Citing a trend of declining enrollment and diminishing state support, Northern Illinois University President Douglas Baker outlined key initiatives of the administration meant to give the university greater control over its own future at two university-wide town hall meetings Thursday afternoon.
Baker pointed to collaboration between Academic Affairs, Enrollment Management, Marketing & Communications and an external partner, Lipman Hearne, as key to bolstering recruitment efforts. The university is focusing in the short term on positively impacting the current recruitment cycle by concentrating on three segments: stop-outs, who drop out of college and later re-enroll; admitted students that did not enroll; and those who showed interest in NIU but never applied.
“The fall-to-spring retention percentage remained consistent with the average rate over the past five years,” Baker said, noting the five year average retention rate has been 87 percent. “Spring enrollment is a function of the fall 10-day count, and while the rate is consistent, there are several things we are working on to improve both recruitment and retention.”
According to Vice Provost Anne Birberick, the following tools are also being deployed widely across campus to improve retention:
- MAP-Works early intervention tool used to help faculty and staff assist students in their transition to college, identify students who may be at risk and connect them with campus resources;
- First-Year Composition peer advocates that have been shown to improve return rate by helping students with study habits and social integration; and
- High-Impact Practices (HIPs), which include common intellectual experiences, learning communities, undergraduate research, service learning and capstone courses and projects among others.

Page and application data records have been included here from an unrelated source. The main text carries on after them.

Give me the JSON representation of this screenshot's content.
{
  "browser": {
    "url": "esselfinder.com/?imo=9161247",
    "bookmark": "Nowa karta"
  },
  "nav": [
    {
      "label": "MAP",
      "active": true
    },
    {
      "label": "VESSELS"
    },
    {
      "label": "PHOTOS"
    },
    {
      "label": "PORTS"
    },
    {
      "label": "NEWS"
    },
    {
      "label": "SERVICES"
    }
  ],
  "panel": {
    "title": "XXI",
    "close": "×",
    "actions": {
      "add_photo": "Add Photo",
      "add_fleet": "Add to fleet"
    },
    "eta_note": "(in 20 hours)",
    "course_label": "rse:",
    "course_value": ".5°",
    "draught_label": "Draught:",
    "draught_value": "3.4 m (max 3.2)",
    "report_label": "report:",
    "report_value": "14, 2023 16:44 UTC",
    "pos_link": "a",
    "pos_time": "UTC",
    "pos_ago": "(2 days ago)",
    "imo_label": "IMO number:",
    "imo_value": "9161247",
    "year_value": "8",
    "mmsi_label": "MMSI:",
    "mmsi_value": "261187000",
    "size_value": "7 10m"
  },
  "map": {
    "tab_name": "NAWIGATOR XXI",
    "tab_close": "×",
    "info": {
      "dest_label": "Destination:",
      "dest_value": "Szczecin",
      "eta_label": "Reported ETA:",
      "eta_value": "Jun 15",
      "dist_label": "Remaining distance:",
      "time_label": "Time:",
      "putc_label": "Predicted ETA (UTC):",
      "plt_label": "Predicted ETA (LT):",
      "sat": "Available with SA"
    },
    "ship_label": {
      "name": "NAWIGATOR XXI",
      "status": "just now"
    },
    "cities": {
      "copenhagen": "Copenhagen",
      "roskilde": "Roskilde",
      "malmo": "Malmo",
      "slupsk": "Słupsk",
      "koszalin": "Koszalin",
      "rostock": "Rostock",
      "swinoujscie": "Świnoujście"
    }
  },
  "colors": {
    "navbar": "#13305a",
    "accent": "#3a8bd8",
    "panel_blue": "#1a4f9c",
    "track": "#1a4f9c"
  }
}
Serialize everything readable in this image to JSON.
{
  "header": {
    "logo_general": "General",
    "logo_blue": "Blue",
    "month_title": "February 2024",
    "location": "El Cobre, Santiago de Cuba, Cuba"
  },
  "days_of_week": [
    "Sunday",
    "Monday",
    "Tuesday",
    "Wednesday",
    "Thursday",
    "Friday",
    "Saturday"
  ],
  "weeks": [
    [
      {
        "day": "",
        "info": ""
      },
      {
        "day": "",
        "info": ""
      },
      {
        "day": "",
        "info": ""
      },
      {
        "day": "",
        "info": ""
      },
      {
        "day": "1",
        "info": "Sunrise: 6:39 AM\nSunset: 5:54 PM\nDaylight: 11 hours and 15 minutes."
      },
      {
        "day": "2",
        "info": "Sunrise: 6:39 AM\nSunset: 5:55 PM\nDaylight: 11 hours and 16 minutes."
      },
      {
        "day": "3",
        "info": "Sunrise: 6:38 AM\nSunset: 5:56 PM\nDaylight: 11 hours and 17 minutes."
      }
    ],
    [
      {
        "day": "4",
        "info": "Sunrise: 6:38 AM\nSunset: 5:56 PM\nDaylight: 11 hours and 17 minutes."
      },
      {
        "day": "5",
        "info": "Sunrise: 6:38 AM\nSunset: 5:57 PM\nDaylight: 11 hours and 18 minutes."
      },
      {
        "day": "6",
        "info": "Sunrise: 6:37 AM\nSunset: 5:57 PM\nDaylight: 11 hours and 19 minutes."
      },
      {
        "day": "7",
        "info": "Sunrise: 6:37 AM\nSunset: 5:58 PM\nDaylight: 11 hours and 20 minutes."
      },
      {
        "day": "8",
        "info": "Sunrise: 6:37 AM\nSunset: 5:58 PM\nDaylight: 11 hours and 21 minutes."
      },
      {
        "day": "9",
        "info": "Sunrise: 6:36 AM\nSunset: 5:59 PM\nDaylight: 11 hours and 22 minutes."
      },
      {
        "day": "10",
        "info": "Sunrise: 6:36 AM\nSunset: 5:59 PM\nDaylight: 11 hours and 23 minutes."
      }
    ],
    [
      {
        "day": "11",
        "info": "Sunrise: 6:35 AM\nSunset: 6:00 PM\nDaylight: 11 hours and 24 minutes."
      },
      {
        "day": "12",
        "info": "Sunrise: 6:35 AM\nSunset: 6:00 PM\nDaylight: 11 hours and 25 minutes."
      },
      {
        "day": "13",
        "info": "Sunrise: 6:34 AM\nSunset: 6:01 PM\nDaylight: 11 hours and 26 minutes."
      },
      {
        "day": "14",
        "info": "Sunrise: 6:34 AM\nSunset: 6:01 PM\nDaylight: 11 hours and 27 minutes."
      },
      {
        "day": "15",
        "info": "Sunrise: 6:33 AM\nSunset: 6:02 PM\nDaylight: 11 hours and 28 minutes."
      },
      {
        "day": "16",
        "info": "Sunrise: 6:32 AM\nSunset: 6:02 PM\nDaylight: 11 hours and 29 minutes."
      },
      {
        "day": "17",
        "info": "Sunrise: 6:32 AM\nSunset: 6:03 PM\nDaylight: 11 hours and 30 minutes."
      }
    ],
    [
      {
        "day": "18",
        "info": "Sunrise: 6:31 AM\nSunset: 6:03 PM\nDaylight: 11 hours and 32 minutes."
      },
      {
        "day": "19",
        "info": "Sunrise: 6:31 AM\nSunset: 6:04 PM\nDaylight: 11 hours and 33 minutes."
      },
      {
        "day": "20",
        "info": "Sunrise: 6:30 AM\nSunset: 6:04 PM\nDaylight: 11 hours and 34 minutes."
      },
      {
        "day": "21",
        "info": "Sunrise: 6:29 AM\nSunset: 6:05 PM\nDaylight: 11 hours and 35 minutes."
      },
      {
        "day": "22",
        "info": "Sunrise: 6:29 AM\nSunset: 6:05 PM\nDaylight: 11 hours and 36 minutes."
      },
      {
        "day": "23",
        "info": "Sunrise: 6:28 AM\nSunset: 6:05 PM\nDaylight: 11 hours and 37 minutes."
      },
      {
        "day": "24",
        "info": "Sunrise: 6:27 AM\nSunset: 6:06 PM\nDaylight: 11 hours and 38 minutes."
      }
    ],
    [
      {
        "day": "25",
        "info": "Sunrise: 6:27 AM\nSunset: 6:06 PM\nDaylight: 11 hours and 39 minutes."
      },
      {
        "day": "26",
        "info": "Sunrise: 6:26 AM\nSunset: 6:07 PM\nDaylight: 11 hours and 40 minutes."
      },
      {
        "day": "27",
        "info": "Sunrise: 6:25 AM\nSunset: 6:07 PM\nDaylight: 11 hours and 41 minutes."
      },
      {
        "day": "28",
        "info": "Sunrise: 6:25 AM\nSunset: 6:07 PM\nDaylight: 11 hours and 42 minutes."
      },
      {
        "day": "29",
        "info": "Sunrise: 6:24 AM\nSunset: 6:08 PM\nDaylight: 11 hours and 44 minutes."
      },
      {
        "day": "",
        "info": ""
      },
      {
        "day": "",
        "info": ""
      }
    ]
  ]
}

“Students who participate in MAP-Works return to NIU,” Birberick said. “The data shows they earn a higher GPA and successfully complete additional courses as a result of the additional support and assistance they receive. I encourage students to take the final MAP-Works survey, which begins Friday and runs through Feb. 23.”
It takes a whole university to graduate a student, and with that in mind, President Baker recognized participants in NIU’s “Ask me…I can help you” campaign. NIU faculty and staff have a common goal to help students prepare for student career success, and every employee has the ability to make a difference for a student.
Finally, Executive Vice President and Provost Lisa Freeman discussed the means the university would take to align resources towards strategic goals to promote excellence and value. Program prioritization is a data-informed methodology undertaken by approximately 50 percent of surveyed public institutions to connect academic and administrative programs.
She said the program would be guided by the principles that every program would be examined, with “no sacred cows,” and that all employee contracts would be honored while students would be allowed to finish academic programs if the process determines a change is necessary.
“This isn’t any different than what we are already doing now,” Freeman said.
While the criteria is still to be determined, 10 possible criteria from Robert Dickeson’s Prioritizing Academic Programs and Services were put forth in addition to a smaller group of possible alternative criteria that have been used at other campuses.
Employees are encouraged to get involved in the program prioritization process by participating in a criteria survey, think about people with a “trustee mentality” for task force nominations and to consider new or reimagined programs to put forth during the process.
Many questions were presented at the town hall meeting, but not all were answered due to time constraints. President Baker indicated additional questions could be directed to him via email at [email protected] Questions will be answered in the FAQ section of the president’s website.